If the relevant failure is exceptionally serious, any qualifying disclosure made externally will be protected if the worker:
- does not act for personal gain
- reasonably believes the information disclosed, and any allegation contained in it, are substantially true
Also, it must be reasonable for the worker to make the disclosure in view of all the circumstances - with particular regard to the identity of the person to whom the disclosure is made.
Only an industrial tribunal/arbitrator can decide whether or not the relevant failure is exceptionally serious. This will be a matter of fact and not simply a matter of the worker reasonably believing it to be exceptionally serious.
Raising a grievance and making protected disclosures
Employees do not necessarily have to raise a grievance in order to make a protected disclosure.
For more information about grievance procedures, see our guide on handling grievances.
There may be good reasons why a worker wishes their identity to remain confidential.

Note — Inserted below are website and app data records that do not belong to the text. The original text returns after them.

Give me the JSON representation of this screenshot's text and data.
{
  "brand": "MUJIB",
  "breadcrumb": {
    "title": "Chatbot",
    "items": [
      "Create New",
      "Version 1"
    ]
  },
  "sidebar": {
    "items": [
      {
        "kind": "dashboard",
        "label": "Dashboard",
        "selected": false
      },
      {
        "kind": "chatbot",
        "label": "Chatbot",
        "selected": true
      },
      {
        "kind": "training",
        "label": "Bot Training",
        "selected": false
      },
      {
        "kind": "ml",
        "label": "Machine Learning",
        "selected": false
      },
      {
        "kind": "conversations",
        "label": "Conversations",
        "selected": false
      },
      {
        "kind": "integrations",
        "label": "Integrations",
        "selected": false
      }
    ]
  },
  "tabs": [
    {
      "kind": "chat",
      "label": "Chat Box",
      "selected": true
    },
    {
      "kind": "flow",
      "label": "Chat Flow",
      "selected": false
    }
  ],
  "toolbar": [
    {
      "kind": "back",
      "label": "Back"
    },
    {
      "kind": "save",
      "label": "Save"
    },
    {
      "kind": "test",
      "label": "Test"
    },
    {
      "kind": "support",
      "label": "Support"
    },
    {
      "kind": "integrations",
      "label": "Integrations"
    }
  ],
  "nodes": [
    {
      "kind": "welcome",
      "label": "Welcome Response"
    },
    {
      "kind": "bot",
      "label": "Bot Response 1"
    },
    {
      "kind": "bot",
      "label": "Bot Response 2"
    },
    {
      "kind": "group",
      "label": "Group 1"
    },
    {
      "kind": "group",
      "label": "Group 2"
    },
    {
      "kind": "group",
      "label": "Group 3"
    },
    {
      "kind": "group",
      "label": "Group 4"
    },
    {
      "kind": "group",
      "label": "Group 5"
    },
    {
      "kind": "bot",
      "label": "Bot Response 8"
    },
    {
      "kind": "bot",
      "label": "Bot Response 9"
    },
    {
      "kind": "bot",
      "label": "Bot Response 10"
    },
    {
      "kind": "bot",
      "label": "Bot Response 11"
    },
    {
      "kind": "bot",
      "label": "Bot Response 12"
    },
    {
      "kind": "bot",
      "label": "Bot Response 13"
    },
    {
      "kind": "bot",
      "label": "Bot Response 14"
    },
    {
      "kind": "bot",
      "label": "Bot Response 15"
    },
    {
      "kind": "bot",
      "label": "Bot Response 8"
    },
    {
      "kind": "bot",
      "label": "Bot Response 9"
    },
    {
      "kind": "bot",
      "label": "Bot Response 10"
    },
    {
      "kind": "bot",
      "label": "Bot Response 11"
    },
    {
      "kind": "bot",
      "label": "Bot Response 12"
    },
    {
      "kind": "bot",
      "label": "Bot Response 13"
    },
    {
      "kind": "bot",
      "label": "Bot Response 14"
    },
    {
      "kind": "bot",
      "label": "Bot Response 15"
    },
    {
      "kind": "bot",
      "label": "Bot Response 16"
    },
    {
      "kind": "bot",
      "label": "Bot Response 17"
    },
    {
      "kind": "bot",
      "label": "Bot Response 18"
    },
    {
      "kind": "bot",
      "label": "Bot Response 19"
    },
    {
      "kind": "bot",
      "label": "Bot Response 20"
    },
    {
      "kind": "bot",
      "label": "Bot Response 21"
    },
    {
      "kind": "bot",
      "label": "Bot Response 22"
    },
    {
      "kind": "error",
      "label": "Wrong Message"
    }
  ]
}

The law does not compel an organisation to protect the confidentiality of a whistleblower. However, it is considered best practice to maintain that confidentiality, unless required by law to disclose it.
Whistleblowing - right of complaint to an industrial tribunal
If an employee is dismissed for making a protected disclosure, they may bring a claim to an employment tribunal
An employee may bring a claim for unfair dismissal if they are dismissed for making a protected disclosure. A tribunal/arbitrator will find any such dismissal to be automatically unfair.
An employee or other worker who believes they have been subjected to a detriment for making a protected disclosure can bring a complaint of detrimental treatment.
A worker subjected to a detriment by a co-worker in the course of that co-worker's employment with the employer, on the grounds that the worker made a protected disclosure, may be able to take a case to an Industrial Tribunal against both the co-worker and their employer.
A detriment can be either an act or a deliberate decision not to act by the employer. Whether an employee or other worker has suffered a detriment will be decided by the tribunal/arbitrator.
Examples of detrimental treatment include:
- threats of dismissal
- withholding a pay rise
- discrimination in promotion, transfer or training opportunities
- failure to confer a benefit on a person who failed to accept an unlawful inducement which would have been conferred on them had they accepted the offer
Workers who are not employees cannot claim unfair dismissal. However, their dismissal could amount to a detriment and therefore they could still bring a detrimental treatment claim.
Where a tribunal or arbitrator finds that an employee's complaint of unfair dismissal is justified, they will order either:
- the payment of compensation
Where an employee or other worker complains they have been subjected to a detriment and the tribunal or arbitrator finds the complaint well-founded, they will make a declaration to that effect and may order the payment of compensation.
An industrial tribunal will have the discretion to reduce a compensatory award by up to 25 per cent in the event that it finds the disclosure has not been made in good faith.